The Data Protection Commissioner has written to political parties to caution them about communicating with individuals using text, email or phone in the forthcoming election.
The Commissioner said that his office had received numerous complaints during previous election campaigns.
He said subsequent investigations revealed that contact details were obtained from sources such as sports clubs, friends, colleagues and schools.
Obtaining personal data in such circumstances constitutes a breach of the Data Protection Acts.
I rang the Data Protection Commissioner to find out how many politicians or political parties had been prosecuted as a result of these investigations.
Before ringing I made a mad guess that the answer would be zero and indeed that mad guess turned out to be, well, not so mad.
Here’s some of what I was told by a spokesperson.
If a company sends an email or text to a citizen without permission they can be immediately prosecuted, the law is crystal clear on the matter.
However, there is a special exemption written into the law for politicians and political parties.
In other words these people and organisations have full rights to bombard citizens with any amount of unsolicited material at any time of day or night.
Now we have to stop here and consider this special exemption.
Who made this decision? Was it a politician, a civil servant – or both? Why should politicians enjoy this special exemption?
Is it just another of those occasions where the law and state institutions are utilised (abused?) to provide politicians with an advantage at the expense of citizens?
But there’s good news.
Apparently politicians/political parties can be fined up to €3,000 (about five days expenses for the average TD?) if they illegally obtain contact details of citizens through such sources as sports clubs, friends, colleagues and schools.
In his warning the Commissioner revealed that he had indeed received and investigated numerous such complaints after recent elections so I put the obvious question to the Commissioner’s spokesperson.
Has your office ever taken action against a politician or political party for breaching the Data Protection Act?
No, it hasn’t arisen. You see our first action is never to serve an enforcement order in any of the complaints we deal with.
(Translation: Our first action is never to enforce the law?).
You’re confirming that you’ve never served an enforcement order against a politician or political party.
We investigated complaints in the local government and general elections but it hasn’t been necessary to actually serve an enforcement order because in each case, when we found out, they agreed to delete the details.
This is similar to the strategy adopted by the Financial Regulator when banks were found to be robbing their customers – just pay back the money and promise to be good in future.
This method of dealing with alleged law breakers is one of the principal reasons why our country is now facing total ruination.
The (Tammany Hall) system can be outlined as follows.
An activity is taking place that is damaging to the general public.
Laws are introduced and an organisation is set up to enforce those laws to protect the general public and the good of society.
If it is found that the laws are ‘inconvenient’ for some vested interests (politicians, bankers, property developers, solicitors etc.) a number of options can be considered.
Write an exemption into the law.

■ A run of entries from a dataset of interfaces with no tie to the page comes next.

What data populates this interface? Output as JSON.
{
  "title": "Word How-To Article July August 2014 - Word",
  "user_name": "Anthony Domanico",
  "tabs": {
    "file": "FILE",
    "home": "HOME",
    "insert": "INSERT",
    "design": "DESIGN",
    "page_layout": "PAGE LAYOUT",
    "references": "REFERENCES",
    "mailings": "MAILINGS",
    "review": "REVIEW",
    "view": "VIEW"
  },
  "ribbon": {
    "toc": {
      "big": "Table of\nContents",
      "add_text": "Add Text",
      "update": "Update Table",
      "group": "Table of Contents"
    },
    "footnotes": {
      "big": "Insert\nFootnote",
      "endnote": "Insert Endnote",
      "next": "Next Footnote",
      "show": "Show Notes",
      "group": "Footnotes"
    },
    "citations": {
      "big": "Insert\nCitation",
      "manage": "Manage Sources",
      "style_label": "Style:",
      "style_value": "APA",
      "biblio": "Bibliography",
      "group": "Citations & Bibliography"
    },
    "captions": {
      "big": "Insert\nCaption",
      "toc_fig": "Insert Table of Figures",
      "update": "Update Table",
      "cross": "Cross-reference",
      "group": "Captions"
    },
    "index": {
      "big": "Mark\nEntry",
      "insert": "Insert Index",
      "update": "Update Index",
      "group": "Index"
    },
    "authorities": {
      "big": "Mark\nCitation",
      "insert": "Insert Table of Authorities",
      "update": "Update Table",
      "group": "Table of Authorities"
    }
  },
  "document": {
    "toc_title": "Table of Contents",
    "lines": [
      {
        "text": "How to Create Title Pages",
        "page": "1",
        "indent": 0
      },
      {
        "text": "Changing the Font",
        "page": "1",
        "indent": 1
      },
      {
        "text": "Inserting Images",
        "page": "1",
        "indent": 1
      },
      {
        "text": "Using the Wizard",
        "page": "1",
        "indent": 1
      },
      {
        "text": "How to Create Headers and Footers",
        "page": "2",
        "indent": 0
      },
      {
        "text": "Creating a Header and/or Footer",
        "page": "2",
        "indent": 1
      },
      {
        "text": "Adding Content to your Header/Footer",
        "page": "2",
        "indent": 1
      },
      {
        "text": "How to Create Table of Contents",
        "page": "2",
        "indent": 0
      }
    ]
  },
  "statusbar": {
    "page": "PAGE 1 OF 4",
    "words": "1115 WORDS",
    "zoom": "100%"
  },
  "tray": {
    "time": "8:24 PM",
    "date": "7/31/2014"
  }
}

This is usually buried deep within the legislation.
Ensure that the enforcement agency is provided with only minimum powers and is so understaffed and under funded that it will be impossible to carry out its remit.
The ODCE, presently investigating Anglo Irish Bank, is a good example of this kind of strategy.
Equip the so called regulator with Soviet style secrecy laws which debars any questions whatsoever. The Financial Regulator is a good example of this strategy.
Allow civil servants wide discretion regarding the implementation of the law. This particular case is a good example of this strategy.
The Data Protection Commissioner could have taken action against politicians/political parties for breach of the Act but chose instead to come to a mutual agreement
Ignore the law altogether. This is a very common strategy in Ireland. Ansbacher and DIRT are just two examples where so called regulatory agencies were aware of serious breaches of the law but failed to take action.
The failure to rigorously enforce laws by a wide range of state agencies over a prolonged number of years has led to the inevitable – political chaos, impoverishment and hardship for ordinary citizens and national shame in front of the world community.
Allow me to end by making another (mad) guess/prediction – not a single politician or political party will receive an enforcement order from the so called Data Protection Commissioner as a result of any breaches of the Act in the forthcoming election.
The Data Protection Commissioner